[Records Boundary: Start]

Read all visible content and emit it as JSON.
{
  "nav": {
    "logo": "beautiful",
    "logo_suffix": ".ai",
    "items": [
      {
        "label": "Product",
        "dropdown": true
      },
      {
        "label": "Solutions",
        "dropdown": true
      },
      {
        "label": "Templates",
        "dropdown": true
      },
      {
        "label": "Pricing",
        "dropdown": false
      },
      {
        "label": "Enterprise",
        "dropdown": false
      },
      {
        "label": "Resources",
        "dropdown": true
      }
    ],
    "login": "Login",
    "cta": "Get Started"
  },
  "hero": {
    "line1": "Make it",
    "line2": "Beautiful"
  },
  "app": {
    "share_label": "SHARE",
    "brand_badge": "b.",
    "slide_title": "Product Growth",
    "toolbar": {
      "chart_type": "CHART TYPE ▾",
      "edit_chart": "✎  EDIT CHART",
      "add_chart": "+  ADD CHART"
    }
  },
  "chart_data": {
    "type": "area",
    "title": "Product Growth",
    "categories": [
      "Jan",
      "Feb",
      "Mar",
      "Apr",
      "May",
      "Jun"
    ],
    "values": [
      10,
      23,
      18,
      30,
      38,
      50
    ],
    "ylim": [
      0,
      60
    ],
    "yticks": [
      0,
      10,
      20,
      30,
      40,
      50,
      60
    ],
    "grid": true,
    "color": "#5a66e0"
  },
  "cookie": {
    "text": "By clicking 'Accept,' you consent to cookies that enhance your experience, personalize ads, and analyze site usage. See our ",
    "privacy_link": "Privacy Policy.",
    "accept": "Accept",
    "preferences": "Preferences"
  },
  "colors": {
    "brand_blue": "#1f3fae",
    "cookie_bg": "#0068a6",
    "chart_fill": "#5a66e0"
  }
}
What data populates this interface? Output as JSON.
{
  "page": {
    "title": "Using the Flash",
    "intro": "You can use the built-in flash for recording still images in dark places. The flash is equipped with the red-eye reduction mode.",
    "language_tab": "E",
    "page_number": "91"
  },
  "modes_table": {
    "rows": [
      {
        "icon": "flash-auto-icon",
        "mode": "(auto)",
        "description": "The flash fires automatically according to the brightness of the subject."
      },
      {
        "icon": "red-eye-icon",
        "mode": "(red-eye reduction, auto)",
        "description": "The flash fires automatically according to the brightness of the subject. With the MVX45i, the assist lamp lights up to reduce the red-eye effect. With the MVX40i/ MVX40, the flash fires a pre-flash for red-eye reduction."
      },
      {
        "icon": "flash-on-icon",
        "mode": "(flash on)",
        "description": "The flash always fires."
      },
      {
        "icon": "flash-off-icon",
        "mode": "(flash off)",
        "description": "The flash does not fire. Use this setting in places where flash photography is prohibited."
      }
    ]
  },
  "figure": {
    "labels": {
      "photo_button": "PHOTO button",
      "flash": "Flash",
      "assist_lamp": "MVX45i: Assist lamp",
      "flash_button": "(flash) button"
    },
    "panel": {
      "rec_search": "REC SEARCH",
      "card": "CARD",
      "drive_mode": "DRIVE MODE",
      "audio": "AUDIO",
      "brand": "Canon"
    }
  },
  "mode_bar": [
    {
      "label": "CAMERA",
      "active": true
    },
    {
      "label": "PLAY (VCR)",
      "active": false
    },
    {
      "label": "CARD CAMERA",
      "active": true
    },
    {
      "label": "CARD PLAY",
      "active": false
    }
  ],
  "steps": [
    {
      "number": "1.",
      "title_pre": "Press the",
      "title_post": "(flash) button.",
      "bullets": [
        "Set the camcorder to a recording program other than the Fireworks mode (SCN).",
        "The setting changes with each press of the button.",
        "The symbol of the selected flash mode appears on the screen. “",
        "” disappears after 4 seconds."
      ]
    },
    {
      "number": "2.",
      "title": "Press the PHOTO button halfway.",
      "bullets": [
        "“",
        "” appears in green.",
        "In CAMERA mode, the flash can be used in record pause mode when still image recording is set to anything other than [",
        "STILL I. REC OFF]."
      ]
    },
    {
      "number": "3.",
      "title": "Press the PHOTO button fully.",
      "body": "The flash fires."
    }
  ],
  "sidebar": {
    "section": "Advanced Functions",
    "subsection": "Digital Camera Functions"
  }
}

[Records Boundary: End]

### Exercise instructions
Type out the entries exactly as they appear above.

### Result for this exercise
Read all visible content and emit it as JSON.
{
  "nav": {
    "logo": "beautiful",
    "logo_suffix": ".ai",
    "items": [
      {
        "label": "Product",
        "dropdown": true
      },
      {
        "label": "Solutions",
        "dropdown": true
      },
      {
        "label": "Templates",
        "dropdown": true
      },
      {
        "label": "Pricing",
        "dropdown": false
      },
      {
        "label": "Enterprise",
        "dropdown": false
      },
      {
        "label": "Resources",
        "dropdown": true
      }
    ],
    "login": "Login",
    "cta": "Get Started"
  },
  "hero": {
    "line1": "Make it",
    "line2": "Beautiful"
  },
  "app": {
    "share_label": "SHARE",
    "brand_badge": "b.",
    "slide_title": "Product Growth",
    "toolbar": {
      "chart_type": "CHART TYPE ▾",
      "edit_chart": "✎  EDIT CHART",
      "add_chart": "+  ADD CHART"
    }
  },
  "chart_data": {
    "type": "area",
    "title": "Product Growth",
    "categories": [
      "Jan",
      "Feb",
      "Mar",
      "Apr",
      "May",
      "Jun"
    ],
    "values": [
      10,
      23,
      18,
      30,
      38,
      50
    ],
    "ylim": [
      0,
      60
    ],
    "yticks": [
      0,
      10,
      20,
      30,
      40,
      50,
      60
    ],
    "grid": true,
    "color": "#5a66e0"
  },
  "cookie": {
    "text": "By clicking 'Accept,' you consent to cookies that enhance your experience, personalize ads, and analyze site usage. See our ",
    "privacy_link": "Privacy Policy.",
    "accept": "Accept",
    "preferences": "Preferences"
  },
  "colors": {
    "brand_blue": "#1f3fae",
    "cookie_bg": "#0068a6",
    "chart_fill": "#5a66e0"
  }
}
What data populates this interface? Output as JSON.
{
  "page": {
    "title": "Using the Flash",
    "intro": "You can use the built-in flash for recording still images in dark places. The flash is equipped with the red-eye reduction mode.",
    "language_tab": "E",
    "page_number": "91"
  },
  "modes_table": {
    "rows": [
      {
        "icon": "flash-auto-icon",
        "mode": "(auto)",
        "description": "The flash fires automatically according to the brightness of the subject."
      },
      {
        "icon": "red-eye-icon",
        "mode": "(red-eye reduction, auto)",
        "description": "The flash fires automatically according to the brightness of the subject. With the MVX45i, the assist lamp lights up to reduce the red-eye effect. With the MVX40i/ MVX40, the flash fires a pre-flash for red-eye reduction."
      },
      {
        "icon": "flash-on-icon",
        "mode": "(flash on)",
        "description": "The flash always fires."
      },
      {
        "icon": "flash-off-icon",
        "mode": "(flash off)",
        "description": "The flash does not fire. Use this setting in places where flash photography is prohibited."
      }
    ]
  },
  "figure": {
    "labels": {
      "photo_button": "PHOTO button",
      "flash": "Flash",
      "assist_lamp": "MVX45i: Assist lamp",
      "flash_button": "(flash) button"
    },
    "panel": {
      "rec_search": "REC SEARCH",
      "card": "CARD",
      "drive_mode": "DRIVE MODE",
      "audio": "AUDIO",
      "brand": "Canon"
    }
  },
  "mode_bar": [
    {
      "label": "CAMERA",
      "active": true
    },
    {
      "label": "PLAY (VCR)",
      "active": false
    },
    {
      "label": "CARD CAMERA",
      "active": true
    },
    {
      "label": "CARD PLAY",
      "active": false
    }
  ],
  "steps": [
    {
      "number": "1.",
      "title_pre": "Press the",
      "title_post": "(flash) button.",
      "bullets": [
        "Set the camcorder to a recording program other than the Fireworks mode (SCN).",
        "The setting changes with each press of the button.",
        "The symbol of the selected flash mode appears on the screen. “",
        "” disappears after 4 seconds."
      ]
    },
    {
      "number": "2.",
      "title": "Press the PHOTO button halfway.",
      "bullets": [
        "“",
        "” appears in green.",
        "In CAMERA mode, the flash can be used in record pause mode when still image recording is set to anything other than [",
        "STILL I. REC OFF]."
      ]
    },
    {
      "number": "3.",
      "title": "Press the PHOTO button fully.",
      "body": "The flash fires."
    }
  ],
  "sidebar": {
    "section": "Advanced Functions",
    "subsection": "Digital Camera Functions"
  }
}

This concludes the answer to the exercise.